Lines below that include "image" are the answer; copy each one.

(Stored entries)
▶
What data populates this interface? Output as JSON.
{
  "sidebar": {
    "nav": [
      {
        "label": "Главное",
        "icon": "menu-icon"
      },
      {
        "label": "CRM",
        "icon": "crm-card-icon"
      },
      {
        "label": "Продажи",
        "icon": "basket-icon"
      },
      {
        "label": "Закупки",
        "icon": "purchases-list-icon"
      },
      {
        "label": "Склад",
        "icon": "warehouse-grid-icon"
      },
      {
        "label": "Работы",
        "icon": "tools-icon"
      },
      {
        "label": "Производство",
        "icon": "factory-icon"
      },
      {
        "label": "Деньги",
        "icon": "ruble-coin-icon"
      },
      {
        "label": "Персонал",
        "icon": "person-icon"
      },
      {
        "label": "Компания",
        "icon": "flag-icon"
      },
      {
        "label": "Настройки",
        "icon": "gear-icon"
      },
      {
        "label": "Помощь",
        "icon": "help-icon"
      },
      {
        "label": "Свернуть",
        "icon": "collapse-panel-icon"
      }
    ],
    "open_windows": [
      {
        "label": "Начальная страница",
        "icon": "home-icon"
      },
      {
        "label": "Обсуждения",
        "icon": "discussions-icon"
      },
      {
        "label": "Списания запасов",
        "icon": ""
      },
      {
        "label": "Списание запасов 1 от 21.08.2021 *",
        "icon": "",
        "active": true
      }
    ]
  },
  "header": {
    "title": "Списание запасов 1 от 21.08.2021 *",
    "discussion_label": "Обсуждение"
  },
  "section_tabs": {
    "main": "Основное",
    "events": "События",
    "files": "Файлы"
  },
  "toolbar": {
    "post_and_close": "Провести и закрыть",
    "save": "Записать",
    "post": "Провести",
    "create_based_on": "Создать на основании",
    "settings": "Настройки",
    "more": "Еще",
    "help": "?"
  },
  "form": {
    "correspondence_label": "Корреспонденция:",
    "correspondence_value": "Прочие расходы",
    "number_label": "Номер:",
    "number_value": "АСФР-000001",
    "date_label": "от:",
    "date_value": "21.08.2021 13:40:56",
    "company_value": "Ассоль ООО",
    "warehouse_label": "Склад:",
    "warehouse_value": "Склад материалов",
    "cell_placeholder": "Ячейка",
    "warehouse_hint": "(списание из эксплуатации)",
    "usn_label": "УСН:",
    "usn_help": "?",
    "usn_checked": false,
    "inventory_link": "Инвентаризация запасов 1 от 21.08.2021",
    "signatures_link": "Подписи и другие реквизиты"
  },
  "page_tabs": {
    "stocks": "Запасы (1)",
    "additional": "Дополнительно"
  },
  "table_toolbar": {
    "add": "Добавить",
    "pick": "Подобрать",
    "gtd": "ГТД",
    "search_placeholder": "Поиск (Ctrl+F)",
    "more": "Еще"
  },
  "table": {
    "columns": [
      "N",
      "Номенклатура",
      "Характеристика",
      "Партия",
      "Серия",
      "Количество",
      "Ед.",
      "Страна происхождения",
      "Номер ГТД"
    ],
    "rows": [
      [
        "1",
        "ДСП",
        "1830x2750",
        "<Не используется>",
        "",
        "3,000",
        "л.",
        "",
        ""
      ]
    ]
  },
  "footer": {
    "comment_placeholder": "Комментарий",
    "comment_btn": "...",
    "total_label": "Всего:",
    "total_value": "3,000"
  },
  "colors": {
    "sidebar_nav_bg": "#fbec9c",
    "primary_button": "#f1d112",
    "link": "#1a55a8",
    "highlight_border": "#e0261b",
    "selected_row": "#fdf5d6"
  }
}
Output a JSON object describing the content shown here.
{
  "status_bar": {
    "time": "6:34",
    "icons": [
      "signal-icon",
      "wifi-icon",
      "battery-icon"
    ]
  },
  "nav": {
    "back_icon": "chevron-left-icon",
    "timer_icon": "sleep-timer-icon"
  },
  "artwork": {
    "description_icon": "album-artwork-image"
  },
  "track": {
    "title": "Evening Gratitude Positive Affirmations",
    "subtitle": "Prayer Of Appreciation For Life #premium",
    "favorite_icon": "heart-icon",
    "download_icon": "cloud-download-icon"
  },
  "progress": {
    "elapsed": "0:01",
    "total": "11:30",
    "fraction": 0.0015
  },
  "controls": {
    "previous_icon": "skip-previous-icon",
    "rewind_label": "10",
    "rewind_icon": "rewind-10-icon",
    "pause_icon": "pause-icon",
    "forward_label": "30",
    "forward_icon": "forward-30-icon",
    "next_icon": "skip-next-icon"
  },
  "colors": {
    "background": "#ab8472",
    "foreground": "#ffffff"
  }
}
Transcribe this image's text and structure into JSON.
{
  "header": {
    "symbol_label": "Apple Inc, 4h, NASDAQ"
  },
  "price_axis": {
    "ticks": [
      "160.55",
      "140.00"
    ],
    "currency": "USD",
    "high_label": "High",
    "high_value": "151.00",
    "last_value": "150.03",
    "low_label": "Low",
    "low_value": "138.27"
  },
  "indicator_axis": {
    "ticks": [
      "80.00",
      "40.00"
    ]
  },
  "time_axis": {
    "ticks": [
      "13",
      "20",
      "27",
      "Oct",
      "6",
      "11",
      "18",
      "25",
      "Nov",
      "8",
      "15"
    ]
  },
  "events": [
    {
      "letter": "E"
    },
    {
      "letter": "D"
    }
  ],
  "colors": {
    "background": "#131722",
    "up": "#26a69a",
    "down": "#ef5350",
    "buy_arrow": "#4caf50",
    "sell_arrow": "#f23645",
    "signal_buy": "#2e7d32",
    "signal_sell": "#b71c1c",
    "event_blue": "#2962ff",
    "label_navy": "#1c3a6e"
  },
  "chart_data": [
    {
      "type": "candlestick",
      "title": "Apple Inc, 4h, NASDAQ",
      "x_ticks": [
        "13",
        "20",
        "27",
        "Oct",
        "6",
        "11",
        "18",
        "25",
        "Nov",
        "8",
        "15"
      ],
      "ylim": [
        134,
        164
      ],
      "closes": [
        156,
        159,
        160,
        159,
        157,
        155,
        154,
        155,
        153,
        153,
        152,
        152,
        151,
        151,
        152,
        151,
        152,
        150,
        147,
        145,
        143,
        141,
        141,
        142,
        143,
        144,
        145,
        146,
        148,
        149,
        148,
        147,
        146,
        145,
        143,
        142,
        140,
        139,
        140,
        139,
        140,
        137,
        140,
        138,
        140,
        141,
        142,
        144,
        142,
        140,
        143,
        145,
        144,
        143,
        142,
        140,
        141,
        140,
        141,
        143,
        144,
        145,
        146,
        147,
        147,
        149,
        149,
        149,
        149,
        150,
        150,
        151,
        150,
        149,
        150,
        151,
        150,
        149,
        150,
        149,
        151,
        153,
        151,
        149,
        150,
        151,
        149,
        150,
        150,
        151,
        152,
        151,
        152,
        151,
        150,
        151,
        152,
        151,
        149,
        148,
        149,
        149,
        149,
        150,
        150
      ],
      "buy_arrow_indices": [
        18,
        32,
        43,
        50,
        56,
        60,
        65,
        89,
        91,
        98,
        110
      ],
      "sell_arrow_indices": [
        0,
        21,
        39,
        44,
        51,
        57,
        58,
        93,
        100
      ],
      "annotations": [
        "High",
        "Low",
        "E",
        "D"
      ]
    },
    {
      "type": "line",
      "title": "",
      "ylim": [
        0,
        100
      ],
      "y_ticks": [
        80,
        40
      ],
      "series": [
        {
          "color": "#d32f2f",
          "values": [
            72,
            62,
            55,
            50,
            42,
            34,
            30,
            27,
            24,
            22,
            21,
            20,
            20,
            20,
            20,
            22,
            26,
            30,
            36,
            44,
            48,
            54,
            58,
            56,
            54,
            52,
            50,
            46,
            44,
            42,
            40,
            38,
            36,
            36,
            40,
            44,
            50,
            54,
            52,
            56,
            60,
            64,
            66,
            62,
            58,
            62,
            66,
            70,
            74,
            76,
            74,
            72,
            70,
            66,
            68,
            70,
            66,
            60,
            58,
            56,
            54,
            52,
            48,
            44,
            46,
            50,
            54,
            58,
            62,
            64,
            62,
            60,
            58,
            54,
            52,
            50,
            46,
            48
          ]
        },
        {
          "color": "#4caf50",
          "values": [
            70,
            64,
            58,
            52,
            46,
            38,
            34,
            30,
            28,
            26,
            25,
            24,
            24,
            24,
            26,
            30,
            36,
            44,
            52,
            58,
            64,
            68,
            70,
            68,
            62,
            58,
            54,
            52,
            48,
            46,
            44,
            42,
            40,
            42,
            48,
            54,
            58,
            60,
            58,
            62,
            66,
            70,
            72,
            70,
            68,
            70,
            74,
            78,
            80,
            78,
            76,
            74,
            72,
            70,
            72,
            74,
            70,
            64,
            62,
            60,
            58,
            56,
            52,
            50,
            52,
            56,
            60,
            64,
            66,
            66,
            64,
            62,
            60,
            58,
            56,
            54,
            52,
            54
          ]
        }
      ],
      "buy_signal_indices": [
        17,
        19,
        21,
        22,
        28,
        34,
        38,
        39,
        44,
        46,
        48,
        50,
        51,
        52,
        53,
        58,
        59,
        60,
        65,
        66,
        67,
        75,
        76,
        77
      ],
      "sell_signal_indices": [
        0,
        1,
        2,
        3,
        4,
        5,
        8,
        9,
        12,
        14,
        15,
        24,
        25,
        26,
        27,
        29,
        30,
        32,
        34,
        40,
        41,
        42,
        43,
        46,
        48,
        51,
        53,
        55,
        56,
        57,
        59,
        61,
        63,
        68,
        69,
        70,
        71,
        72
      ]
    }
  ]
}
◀
• [WRITTEN RESPONSE]
    "description_icon": "album-artwork-image"
Transcribe this image's text and structure into JSON.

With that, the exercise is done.